- Task instructions:
The entries are to be returned exactly as written.

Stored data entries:

--- START ---

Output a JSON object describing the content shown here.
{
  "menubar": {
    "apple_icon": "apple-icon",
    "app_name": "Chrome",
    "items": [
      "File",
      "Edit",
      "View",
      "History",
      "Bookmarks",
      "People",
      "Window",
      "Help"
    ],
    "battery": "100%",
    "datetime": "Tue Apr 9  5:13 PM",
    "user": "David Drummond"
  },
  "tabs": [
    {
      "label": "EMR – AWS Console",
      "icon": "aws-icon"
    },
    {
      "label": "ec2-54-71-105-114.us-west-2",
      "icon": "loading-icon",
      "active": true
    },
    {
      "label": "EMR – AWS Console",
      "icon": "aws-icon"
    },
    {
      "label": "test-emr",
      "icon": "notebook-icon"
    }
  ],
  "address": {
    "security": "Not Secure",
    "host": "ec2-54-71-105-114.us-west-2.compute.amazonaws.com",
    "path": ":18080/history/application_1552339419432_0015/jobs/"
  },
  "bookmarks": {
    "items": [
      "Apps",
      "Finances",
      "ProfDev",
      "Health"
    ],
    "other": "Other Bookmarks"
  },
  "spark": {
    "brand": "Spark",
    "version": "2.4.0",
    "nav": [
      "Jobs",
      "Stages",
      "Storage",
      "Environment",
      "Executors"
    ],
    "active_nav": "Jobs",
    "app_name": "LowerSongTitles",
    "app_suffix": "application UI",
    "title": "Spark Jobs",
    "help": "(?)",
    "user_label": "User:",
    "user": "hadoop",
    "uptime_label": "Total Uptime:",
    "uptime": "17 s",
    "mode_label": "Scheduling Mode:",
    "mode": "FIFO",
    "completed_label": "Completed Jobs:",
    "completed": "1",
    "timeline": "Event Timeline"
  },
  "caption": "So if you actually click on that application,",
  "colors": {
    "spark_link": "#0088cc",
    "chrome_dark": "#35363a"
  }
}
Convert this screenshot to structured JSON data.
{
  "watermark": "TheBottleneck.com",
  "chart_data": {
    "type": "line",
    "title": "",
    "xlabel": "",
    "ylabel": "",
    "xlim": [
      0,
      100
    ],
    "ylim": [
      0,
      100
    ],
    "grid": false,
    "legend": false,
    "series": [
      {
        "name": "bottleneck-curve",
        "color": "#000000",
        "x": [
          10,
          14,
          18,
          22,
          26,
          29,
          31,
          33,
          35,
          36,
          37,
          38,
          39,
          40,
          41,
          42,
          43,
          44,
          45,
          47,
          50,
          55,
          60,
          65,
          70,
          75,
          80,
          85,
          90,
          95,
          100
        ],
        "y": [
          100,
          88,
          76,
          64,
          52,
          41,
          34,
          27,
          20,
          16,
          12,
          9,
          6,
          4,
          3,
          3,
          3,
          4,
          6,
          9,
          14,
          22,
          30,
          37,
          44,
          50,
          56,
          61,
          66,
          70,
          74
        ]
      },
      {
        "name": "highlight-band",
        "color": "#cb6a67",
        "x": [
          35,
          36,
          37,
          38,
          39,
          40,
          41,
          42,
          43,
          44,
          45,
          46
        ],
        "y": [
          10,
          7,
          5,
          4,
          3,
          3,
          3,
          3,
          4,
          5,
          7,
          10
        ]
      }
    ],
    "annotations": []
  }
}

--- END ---

- Result of the task:
Output a JSON object describing the content shown here.
{
  "menubar": {
    "apple_icon": "apple-icon",
    "app_name": "Chrome",
    "items": [
      "File",
      "Edit",
      "View",
      "History",
      "Bookmarks",
      "People",
      "Window",
      "Help"
    ],
    "battery": "100%",
    "datetime": "Tue Apr 9  5:13 PM",
    "user": "David Drummond"
  },
  "tabs": [
    {
      "label": "EMR – AWS Console",
      "icon": "aws-icon"
    },
    {
      "label": "ec2-54-71-105-114.us-west-2",
      "icon": "loading-icon",
      "active": true
    },
    {
      "label": "EMR – AWS Console",
      "icon": "aws-icon"
    },
    {
      "label": "test-emr",
      "icon": "notebook-icon"
    }
  ],
  "address": {
    "security": "Not Secure",
    "host": "ec2-54-71-105-114.us-west-2.compute.amazonaws.com",
    "path": ":18080/history/application_1552339419432_0015/jobs/"
  },
  "bookmarks": {
    "items": [
      "Apps",
      "Finances",
      "ProfDev",
      "Health"
    ],
    "other": "Other Bookmarks"
  },
  "spark": {
    "brand": "Spark",
    "version": "2.4.0",
    "nav": [
      "Jobs",
      "Stages",
      "Storage",
      "Environment",
      "Executors"
    ],
    "active_nav": "Jobs",
    "app_name": "LowerSongTitles",
    "app_suffix": "application UI",
    "title": "Spark Jobs",
    "help": "(?)",
    "user_label": "User:",
    "user": "hadoop",
    "uptime_label": "Total Uptime:",
    "uptime": "17 s",
    "mode_label": "Scheduling Mode:",
    "mode": "FIFO",
    "completed_label": "Completed Jobs:",
    "completed": "1",
    "timeline": "Event Timeline"
  },
  "caption": "So if you actually click on that application,",
  "colors": {
    "spark_link": "#0088cc",
    "chrome_dark": "#35363a"
  }
}
Convert this screenshot to structured JSON data.
{
  "watermark": "TheBottleneck.com",
  "chart_data": {
    "type": "line",
    "title": "",
    "xlabel": "",
    "ylabel": "",
    "xlim": [
      0,
      100
    ],
    "ylim": [
      0,
      100
    ],
    "grid": false,
    "legend": false,
    "series": [
      {
        "name": "bottleneck-curve",
        "color": "#000000",
        "x": [
          10,
          14,
          18,
          22,
          26,
          29,
          31,
          33,
          35,
          36,
          37,
          38,
          39,
          40,
          41,
          42,
          43,
          44,
          45,
          47,
          50,
          55,
          60,
          65,
          70,
          75,
          80,
          85,
          90,
          95,
          100
        ],
        "y": [
          100,
          88,
          76,
          64,
          52,
          41,
          34,
          27,
          20,
          16,
          12,
          9,
          6,
          4,
          3,
          3,
          3,
          4,
          6,
          9,
          14,
          22,
          30,
          37,
          44,
          50,
          56,
          61,
          66,
          70,
          74
        ]
      },
      {
        "name": "highlight-band",
        "color": "#cb6a67",
        "x": [
          35,
          36,
          37,
          38,
          39,
          40,
          41,
          42,
          43,
          44,
          45,
          46
        ],
        "y": [
          10,
          7,
          5,
          4,
          3,
          3,
          3,
          3,
          4,
          5,
          7,
          10
        ]
      }
    ],
    "annotations": []
  }
}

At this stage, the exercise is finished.